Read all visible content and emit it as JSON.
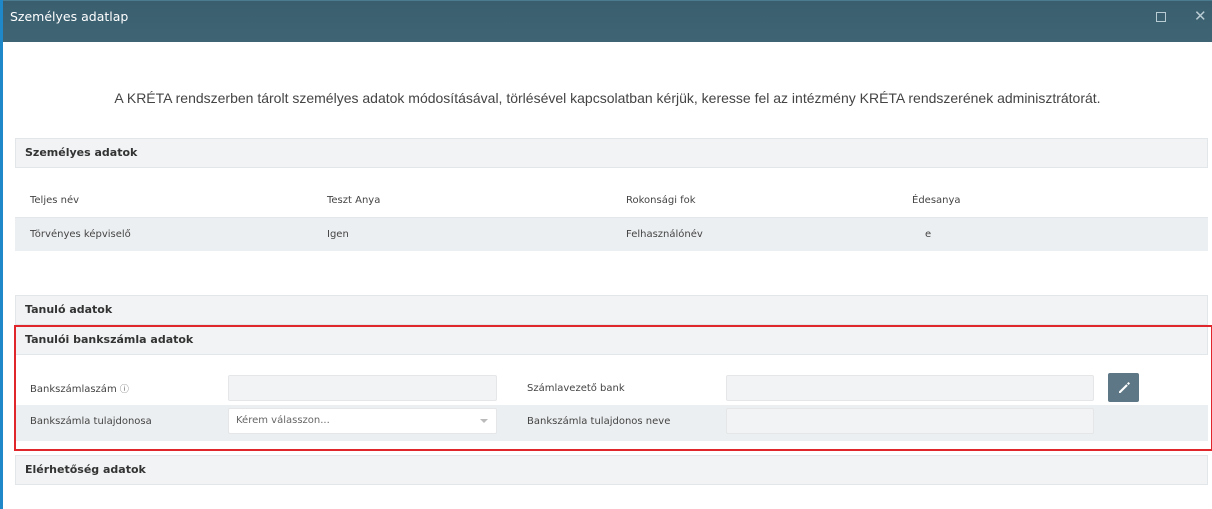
{
  "window": {
    "title": "Személyes adatlap",
    "max_icon": "maximize-icon",
    "close_icon": "close-icon",
    "close_glyph": "✕"
  },
  "notice": "A KRÉTA rendszerben tárolt személyes adatok módosításával, törlésével kapcsolatban kérjük, keresse fel az intézmény KRÉTA rendszerének adminisztrátorát.",
  "personal": {
    "header": "Személyes adatok",
    "rows": [
      {
        "label1": "Teljes név",
        "value1": "Teszt Anya",
        "label2": "Rokonsági fok",
        "value2": "Édesanya"
      },
      {
        "label1": "Törvényes képviselő",
        "value1": "Igen",
        "label2": "Felhasználónév",
        "value2": "e"
      }
    ]
  },
  "student": {
    "header": "Tanuló adatok"
  },
  "bank": {
    "header": "Tanulói bankszámla adatok",
    "account_number_label": "Bankszámlaszám",
    "info_glyph": "ⓘ",
    "account_number_value": "",
    "bank_label": "Számlavezető bank",
    "bank_value": "",
    "owner_label": "Bankszámla tulajdonosa",
    "owner_placeholder": "Kérem válasszon...",
    "owner_name_label": "Bankszámla tulajdonos neve",
    "owner_name_value": "",
    "edit_icon": "pencil-icon"
  },
  "contact": {
    "header": "Elérhetőség adatok"
  },
  "colors": {
    "titlebar": "#3f6575",
    "accent_border": "#1e88c8",
    "highlight": "#e0262b",
    "edit_button": "#5d7786"
  }
}
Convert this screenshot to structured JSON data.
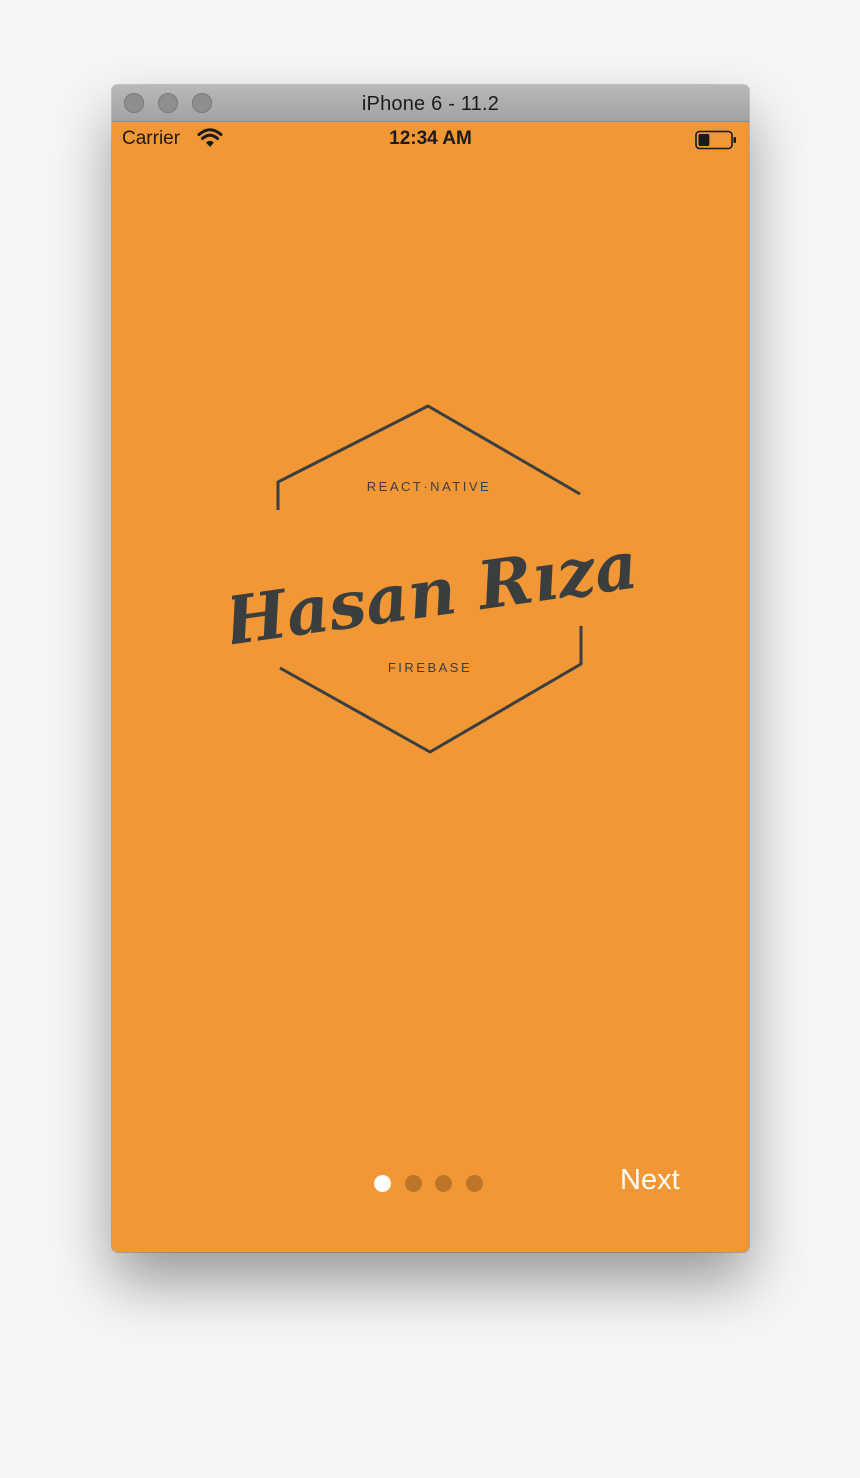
{
  "window": {
    "title": "iPhone 6 - 11.2"
  },
  "status_bar": {
    "carrier": "Carrier",
    "time": "12:34 AM",
    "wifi_icon": "wifi-icon",
    "battery_icon": "battery-icon",
    "battery_level": 0.35
  },
  "logo": {
    "top_text": "REACT·NATIVE",
    "name": "Hasan Rıza",
    "bottom_text": "FIREBASE"
  },
  "pager": {
    "total": 4,
    "active_index": 0
  },
  "actions": {
    "next_label": "Next"
  },
  "colors": {
    "background": "#f29736",
    "logo_ink": "#3b3e3f",
    "active_dot": "#ffffff"
  }
}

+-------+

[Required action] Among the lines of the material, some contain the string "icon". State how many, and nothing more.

[Task response] 5